Matthew Covington, University of Arkansas Fayetteville Arkansas, United States. mcoving@uark.edu

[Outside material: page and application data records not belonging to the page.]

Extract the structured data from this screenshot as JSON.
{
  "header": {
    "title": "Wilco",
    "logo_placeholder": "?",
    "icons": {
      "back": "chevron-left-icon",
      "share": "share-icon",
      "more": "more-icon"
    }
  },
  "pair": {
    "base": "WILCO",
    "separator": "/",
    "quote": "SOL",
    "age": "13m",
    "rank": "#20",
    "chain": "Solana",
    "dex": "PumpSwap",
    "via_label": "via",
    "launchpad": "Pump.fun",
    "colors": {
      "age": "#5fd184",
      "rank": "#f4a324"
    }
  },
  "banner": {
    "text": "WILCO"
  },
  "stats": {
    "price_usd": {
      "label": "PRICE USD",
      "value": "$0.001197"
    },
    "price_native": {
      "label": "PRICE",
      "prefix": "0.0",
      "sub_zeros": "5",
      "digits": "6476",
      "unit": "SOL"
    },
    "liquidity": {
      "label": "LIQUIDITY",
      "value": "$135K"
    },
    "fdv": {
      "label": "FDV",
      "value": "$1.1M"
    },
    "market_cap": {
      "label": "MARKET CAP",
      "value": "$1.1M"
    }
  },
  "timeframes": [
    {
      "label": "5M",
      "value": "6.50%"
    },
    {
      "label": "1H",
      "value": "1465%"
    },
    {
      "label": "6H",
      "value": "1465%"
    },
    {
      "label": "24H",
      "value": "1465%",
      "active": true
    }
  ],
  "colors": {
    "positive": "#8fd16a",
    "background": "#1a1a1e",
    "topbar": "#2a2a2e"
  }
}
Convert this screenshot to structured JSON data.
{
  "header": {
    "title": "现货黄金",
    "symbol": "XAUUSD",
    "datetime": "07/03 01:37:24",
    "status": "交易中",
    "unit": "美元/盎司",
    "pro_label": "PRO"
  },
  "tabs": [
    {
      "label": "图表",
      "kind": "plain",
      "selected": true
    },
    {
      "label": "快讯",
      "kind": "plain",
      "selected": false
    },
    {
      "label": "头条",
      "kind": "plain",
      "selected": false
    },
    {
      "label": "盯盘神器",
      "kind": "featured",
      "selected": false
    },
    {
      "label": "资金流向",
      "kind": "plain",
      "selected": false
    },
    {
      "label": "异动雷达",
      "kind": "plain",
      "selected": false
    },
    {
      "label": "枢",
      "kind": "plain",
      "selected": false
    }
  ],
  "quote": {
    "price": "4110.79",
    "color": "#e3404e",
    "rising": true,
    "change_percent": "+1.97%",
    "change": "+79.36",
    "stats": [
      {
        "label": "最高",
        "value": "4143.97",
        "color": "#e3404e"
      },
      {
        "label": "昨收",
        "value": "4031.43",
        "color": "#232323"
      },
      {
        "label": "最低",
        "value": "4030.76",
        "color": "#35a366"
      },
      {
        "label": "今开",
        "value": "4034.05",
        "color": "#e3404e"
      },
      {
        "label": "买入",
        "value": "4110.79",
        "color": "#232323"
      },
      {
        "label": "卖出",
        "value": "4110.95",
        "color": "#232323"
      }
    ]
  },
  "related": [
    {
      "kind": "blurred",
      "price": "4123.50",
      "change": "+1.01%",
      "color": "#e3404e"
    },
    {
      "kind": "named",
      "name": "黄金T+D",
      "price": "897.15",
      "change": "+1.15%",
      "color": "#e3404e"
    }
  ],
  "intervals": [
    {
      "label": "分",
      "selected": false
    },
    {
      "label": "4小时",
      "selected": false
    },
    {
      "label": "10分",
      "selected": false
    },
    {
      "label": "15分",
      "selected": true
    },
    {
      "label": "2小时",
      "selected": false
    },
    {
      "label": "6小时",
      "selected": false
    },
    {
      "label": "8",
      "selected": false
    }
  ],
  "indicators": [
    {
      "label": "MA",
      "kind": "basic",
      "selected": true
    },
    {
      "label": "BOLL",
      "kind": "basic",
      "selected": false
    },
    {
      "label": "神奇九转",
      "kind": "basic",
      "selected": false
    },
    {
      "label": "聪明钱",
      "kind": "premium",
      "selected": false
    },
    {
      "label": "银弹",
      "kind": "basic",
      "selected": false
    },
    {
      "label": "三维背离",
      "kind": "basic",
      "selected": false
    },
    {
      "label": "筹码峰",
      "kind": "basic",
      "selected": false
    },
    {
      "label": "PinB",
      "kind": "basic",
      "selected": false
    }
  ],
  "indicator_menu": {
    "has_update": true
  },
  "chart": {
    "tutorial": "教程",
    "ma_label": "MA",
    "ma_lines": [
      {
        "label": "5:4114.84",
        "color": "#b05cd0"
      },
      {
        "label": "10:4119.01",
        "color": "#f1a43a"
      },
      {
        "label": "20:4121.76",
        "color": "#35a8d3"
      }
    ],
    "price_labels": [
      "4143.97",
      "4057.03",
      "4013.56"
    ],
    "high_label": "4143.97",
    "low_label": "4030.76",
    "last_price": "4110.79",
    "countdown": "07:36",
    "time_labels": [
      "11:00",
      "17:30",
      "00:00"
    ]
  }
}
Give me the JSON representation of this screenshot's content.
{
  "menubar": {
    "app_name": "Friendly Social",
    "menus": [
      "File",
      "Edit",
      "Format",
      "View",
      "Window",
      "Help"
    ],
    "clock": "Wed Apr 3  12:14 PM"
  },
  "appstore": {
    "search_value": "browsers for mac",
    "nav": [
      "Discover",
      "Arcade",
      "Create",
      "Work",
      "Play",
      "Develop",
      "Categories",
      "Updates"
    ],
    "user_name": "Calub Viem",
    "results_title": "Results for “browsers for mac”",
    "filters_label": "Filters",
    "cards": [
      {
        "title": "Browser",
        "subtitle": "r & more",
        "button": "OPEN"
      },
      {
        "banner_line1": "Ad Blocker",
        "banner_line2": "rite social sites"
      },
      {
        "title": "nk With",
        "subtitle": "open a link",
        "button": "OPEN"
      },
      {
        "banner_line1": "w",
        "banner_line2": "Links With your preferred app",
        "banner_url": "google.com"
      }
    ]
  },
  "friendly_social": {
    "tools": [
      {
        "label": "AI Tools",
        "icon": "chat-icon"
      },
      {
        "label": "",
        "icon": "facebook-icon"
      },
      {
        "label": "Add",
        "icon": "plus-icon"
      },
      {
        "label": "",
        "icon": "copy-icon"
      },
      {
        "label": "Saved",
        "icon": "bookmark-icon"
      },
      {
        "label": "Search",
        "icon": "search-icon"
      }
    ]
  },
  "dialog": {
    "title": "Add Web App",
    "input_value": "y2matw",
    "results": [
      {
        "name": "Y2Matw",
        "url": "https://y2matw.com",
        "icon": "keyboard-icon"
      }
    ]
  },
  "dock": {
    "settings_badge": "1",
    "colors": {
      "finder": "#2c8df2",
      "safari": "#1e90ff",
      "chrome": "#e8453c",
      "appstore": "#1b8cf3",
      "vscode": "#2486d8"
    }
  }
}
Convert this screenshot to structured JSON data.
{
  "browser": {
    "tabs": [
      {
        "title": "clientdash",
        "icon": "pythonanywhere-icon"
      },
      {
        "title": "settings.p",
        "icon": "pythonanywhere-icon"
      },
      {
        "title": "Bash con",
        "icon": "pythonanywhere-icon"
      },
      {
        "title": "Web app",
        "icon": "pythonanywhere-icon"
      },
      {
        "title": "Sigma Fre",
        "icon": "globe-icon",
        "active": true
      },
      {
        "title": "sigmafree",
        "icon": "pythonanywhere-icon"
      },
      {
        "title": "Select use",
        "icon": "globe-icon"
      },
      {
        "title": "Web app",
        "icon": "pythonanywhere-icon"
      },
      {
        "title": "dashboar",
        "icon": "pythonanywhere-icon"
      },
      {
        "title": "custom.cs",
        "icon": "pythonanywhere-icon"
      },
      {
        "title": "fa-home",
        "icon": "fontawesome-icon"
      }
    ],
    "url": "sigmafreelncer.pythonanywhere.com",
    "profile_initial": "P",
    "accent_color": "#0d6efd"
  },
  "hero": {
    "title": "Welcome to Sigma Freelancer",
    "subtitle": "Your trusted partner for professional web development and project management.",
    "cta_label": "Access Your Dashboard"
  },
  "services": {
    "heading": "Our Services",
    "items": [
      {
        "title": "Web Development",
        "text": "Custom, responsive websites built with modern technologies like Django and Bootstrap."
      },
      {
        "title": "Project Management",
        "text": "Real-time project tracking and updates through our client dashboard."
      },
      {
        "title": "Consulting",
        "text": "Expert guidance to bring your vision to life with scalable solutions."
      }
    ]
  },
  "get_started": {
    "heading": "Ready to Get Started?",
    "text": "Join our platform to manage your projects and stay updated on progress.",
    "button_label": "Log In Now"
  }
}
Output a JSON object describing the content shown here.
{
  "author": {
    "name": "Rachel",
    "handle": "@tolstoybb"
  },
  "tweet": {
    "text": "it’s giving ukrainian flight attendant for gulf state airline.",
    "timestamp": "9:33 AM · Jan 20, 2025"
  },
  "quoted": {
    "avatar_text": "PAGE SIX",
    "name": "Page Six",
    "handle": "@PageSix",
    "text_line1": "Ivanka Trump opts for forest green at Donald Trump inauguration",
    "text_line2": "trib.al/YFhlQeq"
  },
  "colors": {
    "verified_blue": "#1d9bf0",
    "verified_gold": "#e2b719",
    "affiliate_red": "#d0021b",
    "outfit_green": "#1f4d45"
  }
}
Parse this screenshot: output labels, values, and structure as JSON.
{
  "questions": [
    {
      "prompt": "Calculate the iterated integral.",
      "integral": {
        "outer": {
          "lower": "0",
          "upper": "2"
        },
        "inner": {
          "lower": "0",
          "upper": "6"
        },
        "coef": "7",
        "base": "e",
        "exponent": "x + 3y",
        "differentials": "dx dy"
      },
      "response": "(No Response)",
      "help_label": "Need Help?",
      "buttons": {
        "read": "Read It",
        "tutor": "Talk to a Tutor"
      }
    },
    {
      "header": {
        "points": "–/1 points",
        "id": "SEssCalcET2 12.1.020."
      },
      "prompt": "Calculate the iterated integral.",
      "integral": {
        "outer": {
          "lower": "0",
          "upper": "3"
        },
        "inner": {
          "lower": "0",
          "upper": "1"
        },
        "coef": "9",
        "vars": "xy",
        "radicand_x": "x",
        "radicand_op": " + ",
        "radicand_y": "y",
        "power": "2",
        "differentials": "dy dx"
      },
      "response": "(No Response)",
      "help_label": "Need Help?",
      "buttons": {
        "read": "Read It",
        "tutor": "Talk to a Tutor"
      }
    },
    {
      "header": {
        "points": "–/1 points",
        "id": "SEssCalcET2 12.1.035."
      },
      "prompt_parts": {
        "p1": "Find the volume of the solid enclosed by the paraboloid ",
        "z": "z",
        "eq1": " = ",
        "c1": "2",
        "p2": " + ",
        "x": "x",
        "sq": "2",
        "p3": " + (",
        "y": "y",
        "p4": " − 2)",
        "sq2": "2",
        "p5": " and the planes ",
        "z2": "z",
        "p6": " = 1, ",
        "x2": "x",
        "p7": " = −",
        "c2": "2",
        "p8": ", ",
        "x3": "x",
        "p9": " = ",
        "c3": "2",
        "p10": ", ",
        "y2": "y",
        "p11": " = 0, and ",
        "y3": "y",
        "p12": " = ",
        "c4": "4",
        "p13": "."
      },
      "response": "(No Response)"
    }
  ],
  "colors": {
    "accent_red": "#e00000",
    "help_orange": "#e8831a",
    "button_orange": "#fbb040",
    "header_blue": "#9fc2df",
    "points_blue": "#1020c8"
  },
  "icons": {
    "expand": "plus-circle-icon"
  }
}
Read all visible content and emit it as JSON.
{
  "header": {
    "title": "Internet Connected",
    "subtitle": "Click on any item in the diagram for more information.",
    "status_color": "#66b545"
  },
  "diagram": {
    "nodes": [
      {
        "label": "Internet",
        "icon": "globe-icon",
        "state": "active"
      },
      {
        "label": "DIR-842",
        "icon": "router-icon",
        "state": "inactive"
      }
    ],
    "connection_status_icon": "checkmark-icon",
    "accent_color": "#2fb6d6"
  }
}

The impact of supraglacial meltwater on the motion of the Greenland Ice Sheet is strongly correlated to spatial and temporal variability of meltwater input. Meltwater infiltrates the bed through moulins and can reduce effective pressure and, consequently, accelerate the ice. However, the subglacial conduit system evacuates the water and can adapt to accommodate different water inputs. The timing of water infiltration impacts the ability of the system to reach equilibrium state. With the progression of the equilibrium line higher up on the ice under warming climate, it is essential to predict how increased meltwater is going to affect ice motion. Understanding these processes will reduce uncertainty in global sea level rise predictions. Temporal variability of meltwater input is difficult to measure on the ice sheet due to the difficulties in instrumenting constantly melting stream beds. Therefore, glacier dynamic models rely on surface mass balance models to simulate the discharge. Those models usually neglect spatial properties of the drainage basin and are not able to reproduce the peak meltwater discharge in supraglacial streams. Lags between peak melt and peak discharge vary from one stream to another, and factors influencing the delay between peak melt and peak discharge have not been thoroughly explored. For this reason, we propose to build a distributed and physically based model using Landlab to reproduce flow routing on the Greenland Ice Sheet. This model will produce discharge values on a grid using three grid layers that calculate: 1) meltwater production, 2) flow direction, and 3) water displacement velocity. Model inputs will be weather, elevation, and snow coverage data. This model will enable us to explore and extract the main parameters influencing lags and predict the spatial pattern of infiltration lags at an ice sheet scale.